The South East Pacific region also has a substantial volume of geothermal resource both exploited and under development, according to the GEA, "with 5 209 MW in the pipeline and 7 206 MW of resources identified for development". Indonesia and the Philippines are ranked second and third in the world, behind the US, for installed geothermal capacity. According to IGA, (International Geothermal Association, geothermal) resources provided around 17% of the Philippines’ electricity production in 2009, a share that keeps growing.
Power-hungry industries warming up to renewable energy
Many countries ramp up their electricity production from renewable sources, including from geothermal energy, to cut consumption of fossil fuels and emissions of greenhouse gases.
One country which produces 100% of its electricity from renewable sources, Iceland, sees this resource, provided mainly by hydropower and geothermal energy, as a major asset for enticing energy-intensive industries to relocate plants to the country.
Iceland produces five times more energy than it needs for domestic consumption, according to Landsvirkjun, the country's national power company. This spare capacity, coupled with low and stable energy tariffs, has attracted industries such as aluminium smelting (where energy, i.e. the cost of electricity, represents between 30% and 40% of production expenses) and metallurgical grade silicon metal production.
Data centres represent another rapidly developing energy-intensive sector and are moving into areas where cheap renewable energy and favourable climatic conditions can be found. Data hosting company Verne Global has set up a data centre in Iceland that uses 100% renewable energy. It claims that environmental cooling and intelligent design result in a reduction in cooling costs of at least 80%.
IEC standardization work is essential to the development and correct operation of geothermal energy systems, even if the technologies may not be as well developed as with other renewable energies.

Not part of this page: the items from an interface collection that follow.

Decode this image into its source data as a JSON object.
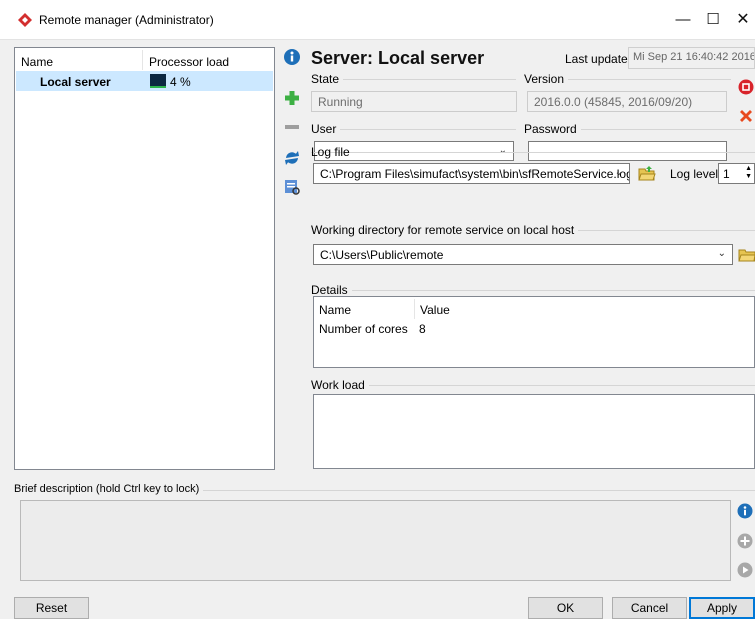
{
  "window": {
    "title": "Remote manager (Administrator)",
    "minimize": "—",
    "maximize": "☐",
    "close": "✕",
    "icon": "simufact-logo-icon"
  },
  "server_list": {
    "columns": [
      "Name",
      "Processor load"
    ],
    "rows": [
      {
        "name": "Local server",
        "load_text": "4 %",
        "load_fraction": 0.04
      }
    ]
  },
  "toolbar": {
    "icons": [
      "info-icon",
      "add-server-icon",
      "remove-server-icon",
      "refresh-icon",
      "log-view-icon"
    ]
  },
  "server": {
    "title": "Server: Local server",
    "last_update_label": "Last update",
    "last_update_value": "Mi Sep 21 16:40:42 2016",
    "state_label": "State",
    "state_value": "Running",
    "version_label": "Version",
    "version_value": "2016.0.0 (45845, 2016/09/20)",
    "user_label": "User",
    "user_value": "",
    "password_label": "Password",
    "password_value": "",
    "log_file_label": "Log file",
    "log_file_value": "C:\\Program Files\\simufact\\system\\bin\\sfRemoteService.log",
    "log_level_label": "Log level",
    "log_level_value": "1",
    "workdir_label": "Working directory for remote service on local host",
    "workdir_value": "C:\\Users\\Public\\remote",
    "details_label": "Details",
    "details_columns": [
      "Name",
      "Value"
    ],
    "details_rows": [
      {
        "name": "Number of cores",
        "value": "8"
      }
    ],
    "workload_label": "Work load"
  },
  "description": {
    "label": "Brief description (hold Ctrl key to lock)",
    "text": ""
  },
  "footer": {
    "reset": "Reset",
    "ok": "OK",
    "cancel": "Cancel",
    "apply": "Apply"
  },
  "colors": {
    "selection": "#cce8ff",
    "accent": "#0078d7",
    "stop_red": "#d8232a"
  }
}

For geothermal heating used in buildings and in other applications, heat pumps play a central role in transferring heat from the soil and pumping it to another area inside the building where it is heated or cooled over a circulating coil system and is then transferred on to provide hot water, heating or cooling (using a heat exchanger). International Standards for heat pumps are prepared by IEC SC (Subcommittee) 61D: Appliances for air-conditioning for household and similar purposes.
Steam turbines are central to electricity generation from geothermal sources. IEC TC (Technical Committee) 5: Steam turbines, created in 1927, prepares International Standards for these (see article on steam turbines in this e-tech).
IEC TC 2: Rotating machinery, prepares International Standards with regard to specifications for rotating electrical machines, a category that includes motors and generators. Work from many other IEC TCs and SCs involved in the preparation of International Standards for energy generation, transmission and distribution is also central to the development and proper operation of the geothermal energy power chain, just as it is for other energy sources.